• [INSTRUCTIONS TO FOLLOW]
The answer must consist of every line in the records below that contains the string "true".

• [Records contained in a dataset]
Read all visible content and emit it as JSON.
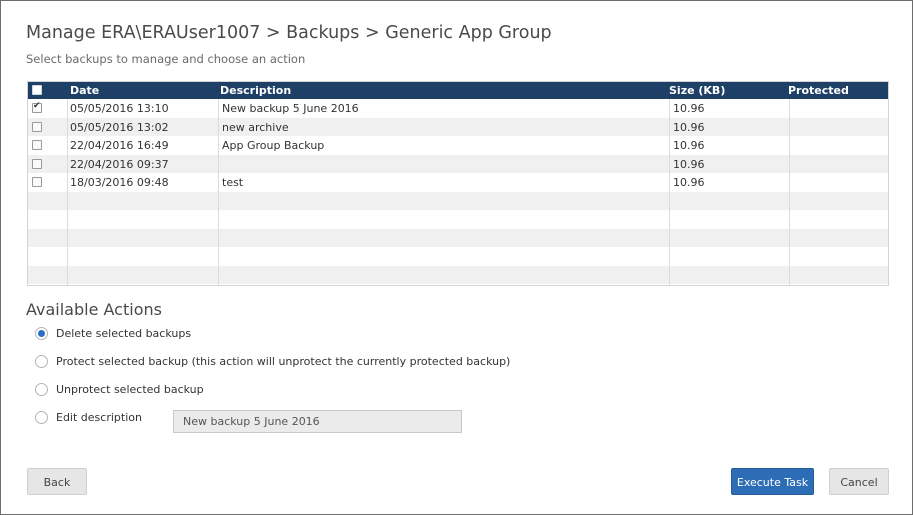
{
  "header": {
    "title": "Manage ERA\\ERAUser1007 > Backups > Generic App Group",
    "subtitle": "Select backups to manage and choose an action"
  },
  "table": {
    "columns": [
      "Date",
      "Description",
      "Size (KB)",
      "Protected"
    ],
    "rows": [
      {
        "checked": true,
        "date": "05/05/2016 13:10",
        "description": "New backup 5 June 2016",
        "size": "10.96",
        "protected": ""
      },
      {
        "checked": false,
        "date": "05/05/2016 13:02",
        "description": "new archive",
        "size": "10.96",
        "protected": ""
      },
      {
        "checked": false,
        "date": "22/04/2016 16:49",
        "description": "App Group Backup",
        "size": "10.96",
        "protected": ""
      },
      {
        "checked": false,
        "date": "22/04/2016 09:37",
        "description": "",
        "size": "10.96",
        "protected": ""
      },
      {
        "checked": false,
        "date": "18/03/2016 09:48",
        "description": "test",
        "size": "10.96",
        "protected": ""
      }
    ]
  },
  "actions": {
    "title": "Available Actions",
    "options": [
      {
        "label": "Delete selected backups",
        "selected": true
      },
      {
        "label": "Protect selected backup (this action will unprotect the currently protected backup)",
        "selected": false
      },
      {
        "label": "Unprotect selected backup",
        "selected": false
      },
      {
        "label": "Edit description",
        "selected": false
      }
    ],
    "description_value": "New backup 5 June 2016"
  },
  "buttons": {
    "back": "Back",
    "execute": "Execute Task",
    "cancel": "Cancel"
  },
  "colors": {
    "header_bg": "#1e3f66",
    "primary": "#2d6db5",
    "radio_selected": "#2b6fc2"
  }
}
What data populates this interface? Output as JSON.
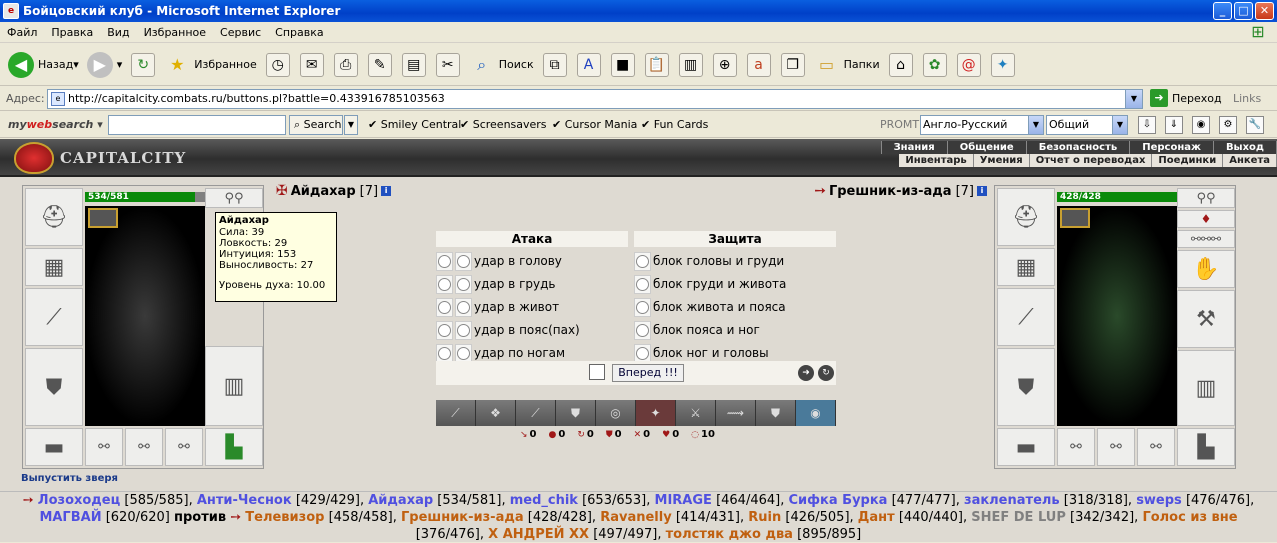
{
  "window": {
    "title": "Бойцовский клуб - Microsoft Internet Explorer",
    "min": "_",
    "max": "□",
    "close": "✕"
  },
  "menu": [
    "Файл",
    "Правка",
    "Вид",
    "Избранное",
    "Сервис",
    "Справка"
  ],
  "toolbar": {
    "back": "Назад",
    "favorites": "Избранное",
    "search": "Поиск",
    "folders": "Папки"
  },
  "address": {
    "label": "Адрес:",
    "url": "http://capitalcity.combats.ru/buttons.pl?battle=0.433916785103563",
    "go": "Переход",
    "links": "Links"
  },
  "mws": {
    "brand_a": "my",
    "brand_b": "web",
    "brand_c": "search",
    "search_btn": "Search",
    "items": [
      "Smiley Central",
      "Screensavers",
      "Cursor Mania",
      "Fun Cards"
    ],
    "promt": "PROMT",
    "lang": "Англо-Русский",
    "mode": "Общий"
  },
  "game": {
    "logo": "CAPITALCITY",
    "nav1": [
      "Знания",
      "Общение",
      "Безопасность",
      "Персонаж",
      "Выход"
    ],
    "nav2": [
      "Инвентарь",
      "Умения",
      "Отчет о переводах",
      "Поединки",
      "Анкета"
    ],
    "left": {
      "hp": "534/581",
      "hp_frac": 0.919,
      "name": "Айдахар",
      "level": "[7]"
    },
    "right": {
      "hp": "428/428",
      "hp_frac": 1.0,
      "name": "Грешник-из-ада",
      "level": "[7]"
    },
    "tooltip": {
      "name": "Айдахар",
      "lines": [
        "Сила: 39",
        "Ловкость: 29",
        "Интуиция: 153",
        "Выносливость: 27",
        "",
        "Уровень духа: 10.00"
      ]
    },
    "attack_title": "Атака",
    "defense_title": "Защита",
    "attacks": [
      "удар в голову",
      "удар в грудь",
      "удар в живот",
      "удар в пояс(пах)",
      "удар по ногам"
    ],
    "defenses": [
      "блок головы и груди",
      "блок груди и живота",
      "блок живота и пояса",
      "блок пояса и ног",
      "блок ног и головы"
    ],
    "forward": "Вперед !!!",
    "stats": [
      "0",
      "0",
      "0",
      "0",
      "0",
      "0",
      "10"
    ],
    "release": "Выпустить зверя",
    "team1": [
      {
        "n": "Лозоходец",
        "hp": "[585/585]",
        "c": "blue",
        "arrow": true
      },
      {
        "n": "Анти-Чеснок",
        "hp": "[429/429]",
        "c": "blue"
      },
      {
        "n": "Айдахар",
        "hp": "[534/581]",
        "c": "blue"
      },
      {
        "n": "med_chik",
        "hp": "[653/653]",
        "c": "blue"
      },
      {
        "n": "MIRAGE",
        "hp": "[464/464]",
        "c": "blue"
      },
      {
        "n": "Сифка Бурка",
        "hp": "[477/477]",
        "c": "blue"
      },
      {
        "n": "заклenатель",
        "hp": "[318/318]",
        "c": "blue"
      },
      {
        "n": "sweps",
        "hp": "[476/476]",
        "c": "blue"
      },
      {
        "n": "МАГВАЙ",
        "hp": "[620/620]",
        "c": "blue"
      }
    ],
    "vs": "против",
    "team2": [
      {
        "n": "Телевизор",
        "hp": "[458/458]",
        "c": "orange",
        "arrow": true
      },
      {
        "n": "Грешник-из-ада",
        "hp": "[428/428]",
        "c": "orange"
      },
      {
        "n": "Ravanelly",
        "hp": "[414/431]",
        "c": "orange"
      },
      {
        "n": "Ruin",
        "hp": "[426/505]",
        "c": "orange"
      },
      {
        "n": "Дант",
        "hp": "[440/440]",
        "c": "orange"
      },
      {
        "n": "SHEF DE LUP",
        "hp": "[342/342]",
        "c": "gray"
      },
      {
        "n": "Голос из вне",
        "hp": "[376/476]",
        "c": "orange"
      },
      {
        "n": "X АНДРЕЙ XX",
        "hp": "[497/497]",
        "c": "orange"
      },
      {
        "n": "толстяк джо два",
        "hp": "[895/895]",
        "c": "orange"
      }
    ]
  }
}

• [SOLUTION]
        "checked": true,
        "selected": true
        "arrow": true
        "arrow": true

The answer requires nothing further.